BEGIN Data
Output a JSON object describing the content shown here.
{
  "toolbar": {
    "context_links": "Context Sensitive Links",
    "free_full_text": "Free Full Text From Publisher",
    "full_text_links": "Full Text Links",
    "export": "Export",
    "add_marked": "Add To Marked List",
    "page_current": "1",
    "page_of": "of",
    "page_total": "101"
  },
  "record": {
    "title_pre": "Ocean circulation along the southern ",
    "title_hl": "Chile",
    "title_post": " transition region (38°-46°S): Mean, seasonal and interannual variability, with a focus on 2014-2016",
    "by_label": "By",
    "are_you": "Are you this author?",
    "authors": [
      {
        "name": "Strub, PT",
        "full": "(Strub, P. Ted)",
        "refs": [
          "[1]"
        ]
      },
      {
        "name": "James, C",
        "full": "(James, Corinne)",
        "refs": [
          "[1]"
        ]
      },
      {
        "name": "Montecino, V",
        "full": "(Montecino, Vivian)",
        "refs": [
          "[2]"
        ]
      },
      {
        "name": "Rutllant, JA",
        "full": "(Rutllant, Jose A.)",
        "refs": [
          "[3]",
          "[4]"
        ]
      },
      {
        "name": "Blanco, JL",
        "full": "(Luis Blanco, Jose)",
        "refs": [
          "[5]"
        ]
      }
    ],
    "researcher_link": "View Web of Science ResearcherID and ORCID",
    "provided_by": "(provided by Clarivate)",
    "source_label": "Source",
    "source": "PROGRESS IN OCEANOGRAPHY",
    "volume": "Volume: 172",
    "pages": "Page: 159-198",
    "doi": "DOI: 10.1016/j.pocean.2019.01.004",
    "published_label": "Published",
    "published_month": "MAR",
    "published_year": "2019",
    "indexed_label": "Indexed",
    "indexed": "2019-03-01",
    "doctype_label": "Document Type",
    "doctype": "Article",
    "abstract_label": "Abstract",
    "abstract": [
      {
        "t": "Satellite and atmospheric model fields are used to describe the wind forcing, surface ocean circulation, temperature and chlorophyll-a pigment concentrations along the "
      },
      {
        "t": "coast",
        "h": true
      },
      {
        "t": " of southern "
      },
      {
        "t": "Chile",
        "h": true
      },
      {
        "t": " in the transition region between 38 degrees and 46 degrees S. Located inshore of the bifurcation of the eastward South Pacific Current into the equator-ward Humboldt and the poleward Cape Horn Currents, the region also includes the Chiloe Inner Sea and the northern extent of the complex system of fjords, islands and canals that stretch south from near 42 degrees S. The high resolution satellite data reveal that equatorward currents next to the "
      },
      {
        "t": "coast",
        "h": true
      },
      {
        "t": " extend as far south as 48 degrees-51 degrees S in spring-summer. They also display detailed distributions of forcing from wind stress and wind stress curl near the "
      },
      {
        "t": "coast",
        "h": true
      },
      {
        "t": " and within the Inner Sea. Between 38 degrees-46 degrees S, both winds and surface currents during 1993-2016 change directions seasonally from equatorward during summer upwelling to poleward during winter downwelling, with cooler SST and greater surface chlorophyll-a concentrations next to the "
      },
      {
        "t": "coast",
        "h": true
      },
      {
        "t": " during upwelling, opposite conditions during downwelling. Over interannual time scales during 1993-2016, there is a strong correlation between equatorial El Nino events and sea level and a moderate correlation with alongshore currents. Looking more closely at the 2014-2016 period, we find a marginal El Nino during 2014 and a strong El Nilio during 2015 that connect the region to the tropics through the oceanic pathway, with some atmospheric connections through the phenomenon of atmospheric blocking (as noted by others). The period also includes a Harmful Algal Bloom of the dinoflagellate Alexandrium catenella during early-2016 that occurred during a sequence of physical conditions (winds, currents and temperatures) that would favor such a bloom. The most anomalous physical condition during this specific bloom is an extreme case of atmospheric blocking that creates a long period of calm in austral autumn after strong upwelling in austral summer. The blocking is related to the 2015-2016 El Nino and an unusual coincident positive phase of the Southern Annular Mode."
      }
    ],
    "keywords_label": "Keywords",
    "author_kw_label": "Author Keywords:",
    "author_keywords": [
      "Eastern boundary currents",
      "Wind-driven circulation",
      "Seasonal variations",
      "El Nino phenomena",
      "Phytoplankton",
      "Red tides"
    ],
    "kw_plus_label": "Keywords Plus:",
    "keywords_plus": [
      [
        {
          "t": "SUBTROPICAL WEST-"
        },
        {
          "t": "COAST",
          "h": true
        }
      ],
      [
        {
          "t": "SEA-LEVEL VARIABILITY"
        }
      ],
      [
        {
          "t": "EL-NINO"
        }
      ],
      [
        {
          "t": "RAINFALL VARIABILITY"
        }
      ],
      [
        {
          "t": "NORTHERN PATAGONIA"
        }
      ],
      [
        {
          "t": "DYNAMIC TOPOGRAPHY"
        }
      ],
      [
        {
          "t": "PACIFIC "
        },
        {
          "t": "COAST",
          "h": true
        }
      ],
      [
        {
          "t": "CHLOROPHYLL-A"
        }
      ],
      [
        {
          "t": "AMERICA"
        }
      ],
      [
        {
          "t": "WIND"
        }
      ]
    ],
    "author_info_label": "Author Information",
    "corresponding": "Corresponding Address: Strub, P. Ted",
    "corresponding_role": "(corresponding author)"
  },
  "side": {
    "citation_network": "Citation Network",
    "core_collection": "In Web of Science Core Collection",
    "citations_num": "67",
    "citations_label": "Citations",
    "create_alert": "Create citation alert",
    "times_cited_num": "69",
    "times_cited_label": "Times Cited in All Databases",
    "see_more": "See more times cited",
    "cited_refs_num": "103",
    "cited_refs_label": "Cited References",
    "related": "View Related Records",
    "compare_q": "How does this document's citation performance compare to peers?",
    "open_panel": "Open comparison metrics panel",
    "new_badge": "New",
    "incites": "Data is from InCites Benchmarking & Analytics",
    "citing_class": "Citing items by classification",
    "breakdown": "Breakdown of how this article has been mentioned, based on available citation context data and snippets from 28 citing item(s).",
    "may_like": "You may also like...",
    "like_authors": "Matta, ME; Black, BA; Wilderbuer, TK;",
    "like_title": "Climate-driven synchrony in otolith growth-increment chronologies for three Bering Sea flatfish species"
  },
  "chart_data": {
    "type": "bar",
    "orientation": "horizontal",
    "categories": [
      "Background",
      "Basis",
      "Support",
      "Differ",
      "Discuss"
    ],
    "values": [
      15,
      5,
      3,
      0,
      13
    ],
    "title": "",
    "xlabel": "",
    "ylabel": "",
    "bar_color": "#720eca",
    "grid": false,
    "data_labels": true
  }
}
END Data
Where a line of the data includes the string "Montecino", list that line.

        "name": "Montecino, V",
        "full": "(Montecino, Vivian)",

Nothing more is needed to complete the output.